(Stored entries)
Start of Block

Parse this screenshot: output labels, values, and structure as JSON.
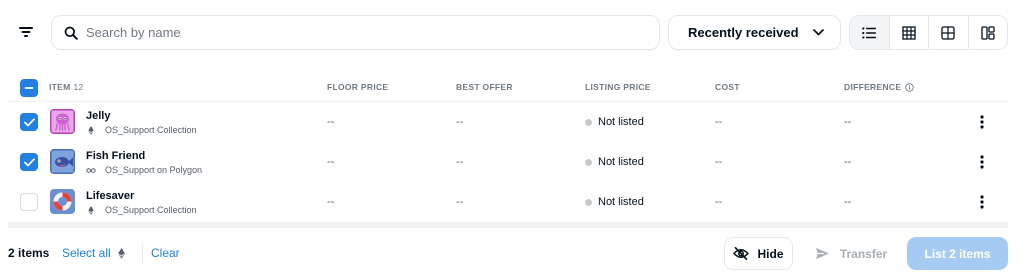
{
  "toolbar": {
    "search_placeholder": "Search by name",
    "sort_label": "Recently received",
    "views": [
      "list-view-icon",
      "grid-large-icon",
      "grid-small-icon",
      "compact-icon"
    ]
  },
  "table": {
    "columns": {
      "item": "ITEM",
      "item_count": "12",
      "floor_price": "FLOOR PRICE",
      "best_offer": "BEST OFFER",
      "listing_price": "LISTING PRICE",
      "cost": "COST",
      "difference": "DIFFERENCE"
    },
    "rows": [
      {
        "name": "Jelly",
        "collection": "OS_Support Collection",
        "chain_icon": "ethereum-icon",
        "selected": true,
        "floor_price": "--",
        "best_offer": "--",
        "listing_price": "Not listed",
        "cost": "--",
        "difference": "--"
      },
      {
        "name": "Fish Friend",
        "collection": "OS_Support on Polygon",
        "chain_icon": "polygon-icon",
        "selected": true,
        "floor_price": "--",
        "best_offer": "--",
        "listing_price": "Not listed",
        "cost": "--",
        "difference": "--"
      },
      {
        "name": "Lifesaver",
        "collection": "OS_Support Collection",
        "chain_icon": "ethereum-icon",
        "selected": false,
        "floor_price": "--",
        "best_offer": "--",
        "listing_price": "Not listed",
        "cost": "--",
        "difference": "--"
      }
    ]
  },
  "bottom": {
    "count": "2 items",
    "select_all": "Select all",
    "clear": "Clear",
    "hide": "Hide",
    "transfer": "Transfer",
    "list": "List 2 items"
  },
  "colors": {
    "accent": "#2081e2",
    "list_button": "#a6cbf3",
    "muted": "#707a83"
  }
}
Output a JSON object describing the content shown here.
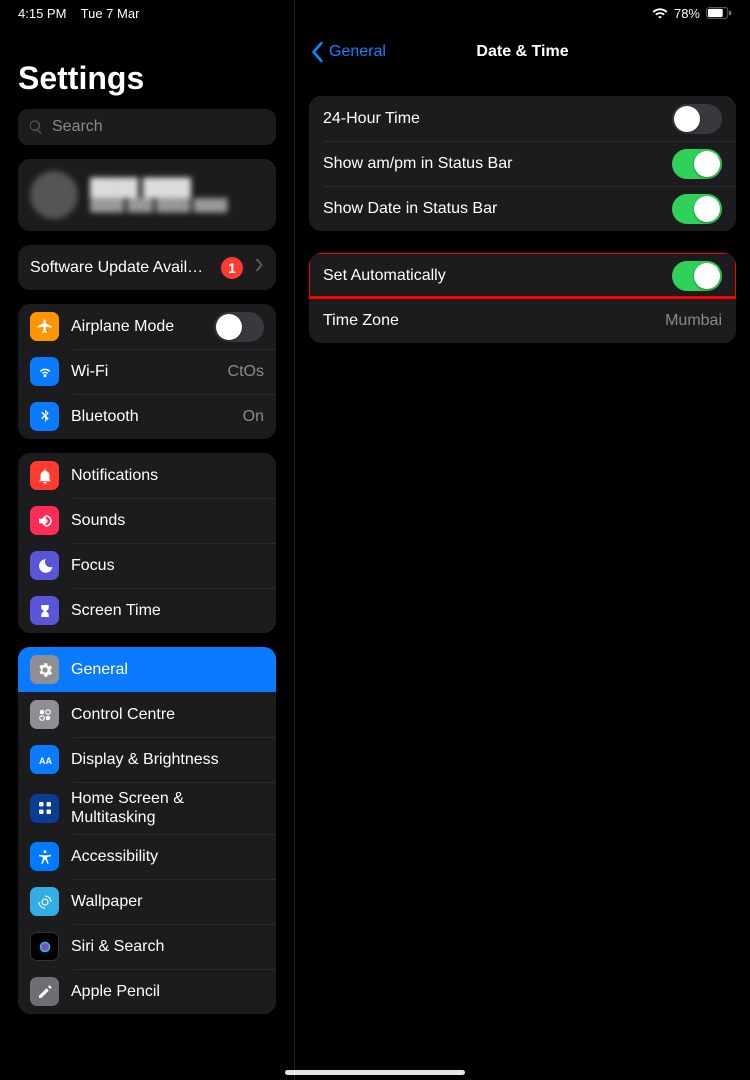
{
  "status": {
    "time": "4:15 PM",
    "date": "Tue 7 Mar",
    "battery": "78%"
  },
  "sidebar": {
    "title": "Settings",
    "search_placeholder": "Search",
    "software_update": {
      "label": "Software Update Avail…",
      "badge": "1"
    },
    "airplane": {
      "label": "Airplane Mode"
    },
    "wifi": {
      "label": "Wi-Fi",
      "value": "CtOs"
    },
    "bluetooth": {
      "label": "Bluetooth",
      "value": "On"
    },
    "notifications": {
      "label": "Notifications"
    },
    "sounds": {
      "label": "Sounds"
    },
    "focus": {
      "label": "Focus"
    },
    "screentime": {
      "label": "Screen Time"
    },
    "general": {
      "label": "General"
    },
    "control": {
      "label": "Control Centre"
    },
    "display": {
      "label": "Display & Brightness"
    },
    "homescreen": {
      "label": "Home Screen & Multitasking"
    },
    "accessibility": {
      "label": "Accessibility"
    },
    "wallpaper": {
      "label": "Wallpaper"
    },
    "siri": {
      "label": "Siri & Search"
    },
    "pencil": {
      "label": "Apple Pencil"
    }
  },
  "detail": {
    "back": "General",
    "title": "Date & Time",
    "rows": {
      "h24": {
        "label": "24-Hour Time"
      },
      "ampm": {
        "label": "Show am/pm in Status Bar"
      },
      "date": {
        "label": "Show Date in Status Bar"
      },
      "auto": {
        "label": "Set Automatically"
      },
      "tz": {
        "label": "Time Zone",
        "value": "Mumbai"
      }
    }
  }
}
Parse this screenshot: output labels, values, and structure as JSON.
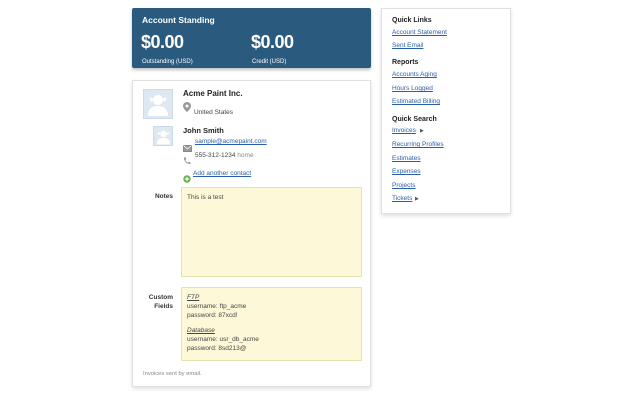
{
  "standing": {
    "title": "Account Standing",
    "outstanding_amount": "$0.00",
    "outstanding_caption": "Outstanding (USD)",
    "credit_amount": "$0.00",
    "credit_caption": "Credit (USD)",
    "bg_color": "#2b5a7f"
  },
  "client": {
    "company": "Acme Paint Inc.",
    "country": "United States"
  },
  "contact": {
    "name": "John Smith",
    "email": "sample@acmepaint.com",
    "phone": "555-312-1234",
    "phone_type": "home",
    "add_label": "Add another contact"
  },
  "notes": {
    "label": "Notes",
    "text": "This is a test"
  },
  "custom_fields": {
    "label_line1": "Custom",
    "label_line2": "Fields",
    "groups": [
      {
        "heading": "FTP",
        "lines": [
          "username: ftp_acme",
          "password: 87xcd!"
        ]
      },
      {
        "heading": "Database",
        "lines": [
          "username: usr_db_acme",
          "password: 8sd213@"
        ]
      }
    ]
  },
  "footnote": "Invoices sent by email.",
  "sidebar": {
    "quick_links": {
      "heading": "Quick Links",
      "items": [
        "Account Statement",
        "Sent Email"
      ]
    },
    "reports": {
      "heading": "Reports",
      "items": [
        "Accounts Aging",
        "Hours Logged",
        "Estimated Billing"
      ]
    },
    "quick_search": {
      "heading": "Quick Search",
      "items": [
        "Invoices",
        "Recurring Profiles",
        "Estimates",
        "Expenses",
        "Projects",
        "Tickets"
      ]
    }
  },
  "colors": {
    "link": "#2a5fa8",
    "note_bg": "#fdf9d8"
  },
  "icons": {
    "avatar": "person-silhouette-icon",
    "pin": "map-pin-icon",
    "email": "envelope-icon",
    "phone": "phone-icon",
    "add": "plus-circle-icon",
    "arrow": "triangle-right-icon"
  }
}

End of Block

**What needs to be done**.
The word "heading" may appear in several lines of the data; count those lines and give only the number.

**Exercise answer**.
5